=== Begin Enclosure ===
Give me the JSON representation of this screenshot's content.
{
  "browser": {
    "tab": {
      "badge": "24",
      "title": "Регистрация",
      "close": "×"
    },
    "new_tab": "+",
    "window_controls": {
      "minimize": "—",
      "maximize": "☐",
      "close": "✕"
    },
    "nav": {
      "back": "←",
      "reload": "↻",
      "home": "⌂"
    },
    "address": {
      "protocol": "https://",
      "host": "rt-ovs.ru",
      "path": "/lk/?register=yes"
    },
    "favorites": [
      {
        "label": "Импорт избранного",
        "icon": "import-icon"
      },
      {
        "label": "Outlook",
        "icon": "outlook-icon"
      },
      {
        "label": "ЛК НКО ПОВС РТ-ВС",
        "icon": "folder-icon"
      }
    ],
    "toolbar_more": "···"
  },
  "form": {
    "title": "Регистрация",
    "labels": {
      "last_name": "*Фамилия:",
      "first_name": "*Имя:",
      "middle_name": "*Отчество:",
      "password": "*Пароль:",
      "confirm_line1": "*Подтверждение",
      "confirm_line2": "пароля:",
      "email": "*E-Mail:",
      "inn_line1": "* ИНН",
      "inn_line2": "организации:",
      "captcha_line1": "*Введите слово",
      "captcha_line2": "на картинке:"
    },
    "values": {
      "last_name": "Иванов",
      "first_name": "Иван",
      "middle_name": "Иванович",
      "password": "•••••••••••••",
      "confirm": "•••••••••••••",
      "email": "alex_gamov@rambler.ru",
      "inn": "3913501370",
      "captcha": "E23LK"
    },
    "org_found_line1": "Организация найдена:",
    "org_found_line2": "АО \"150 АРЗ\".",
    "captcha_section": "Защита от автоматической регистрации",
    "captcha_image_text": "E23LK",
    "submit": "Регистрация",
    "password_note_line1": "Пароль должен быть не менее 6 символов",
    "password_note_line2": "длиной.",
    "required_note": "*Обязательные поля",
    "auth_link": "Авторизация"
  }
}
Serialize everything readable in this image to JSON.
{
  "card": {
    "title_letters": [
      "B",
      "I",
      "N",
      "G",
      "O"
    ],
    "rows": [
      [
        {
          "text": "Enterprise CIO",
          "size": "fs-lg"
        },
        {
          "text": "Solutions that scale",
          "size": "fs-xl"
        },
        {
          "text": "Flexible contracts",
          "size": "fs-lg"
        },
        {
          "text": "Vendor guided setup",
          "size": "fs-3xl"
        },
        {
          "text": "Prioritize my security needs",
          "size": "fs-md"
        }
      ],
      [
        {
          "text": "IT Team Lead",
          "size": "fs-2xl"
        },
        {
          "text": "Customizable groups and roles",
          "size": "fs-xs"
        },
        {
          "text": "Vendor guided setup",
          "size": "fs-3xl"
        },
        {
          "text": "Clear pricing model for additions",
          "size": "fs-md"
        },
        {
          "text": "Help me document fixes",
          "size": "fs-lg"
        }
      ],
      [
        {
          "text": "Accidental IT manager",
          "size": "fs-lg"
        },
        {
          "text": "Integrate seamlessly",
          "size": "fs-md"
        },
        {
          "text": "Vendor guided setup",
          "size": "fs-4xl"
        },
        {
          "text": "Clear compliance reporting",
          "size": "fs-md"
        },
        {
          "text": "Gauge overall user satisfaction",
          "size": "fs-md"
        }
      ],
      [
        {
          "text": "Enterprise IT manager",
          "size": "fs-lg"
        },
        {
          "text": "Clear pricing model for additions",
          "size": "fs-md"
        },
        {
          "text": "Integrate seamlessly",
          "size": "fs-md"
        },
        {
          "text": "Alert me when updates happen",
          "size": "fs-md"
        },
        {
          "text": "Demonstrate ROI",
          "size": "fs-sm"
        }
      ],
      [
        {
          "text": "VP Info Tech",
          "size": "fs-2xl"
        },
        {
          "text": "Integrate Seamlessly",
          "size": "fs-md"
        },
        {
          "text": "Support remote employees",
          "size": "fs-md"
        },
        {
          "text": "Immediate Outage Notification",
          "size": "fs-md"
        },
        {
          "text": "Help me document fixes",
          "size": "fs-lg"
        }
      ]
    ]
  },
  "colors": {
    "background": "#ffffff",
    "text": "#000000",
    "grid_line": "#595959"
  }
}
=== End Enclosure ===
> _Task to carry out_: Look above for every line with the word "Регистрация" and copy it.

> _Reply_:
      "title": "Регистрация",
    "title": "Регистрация",
    "submit": "Регистрация",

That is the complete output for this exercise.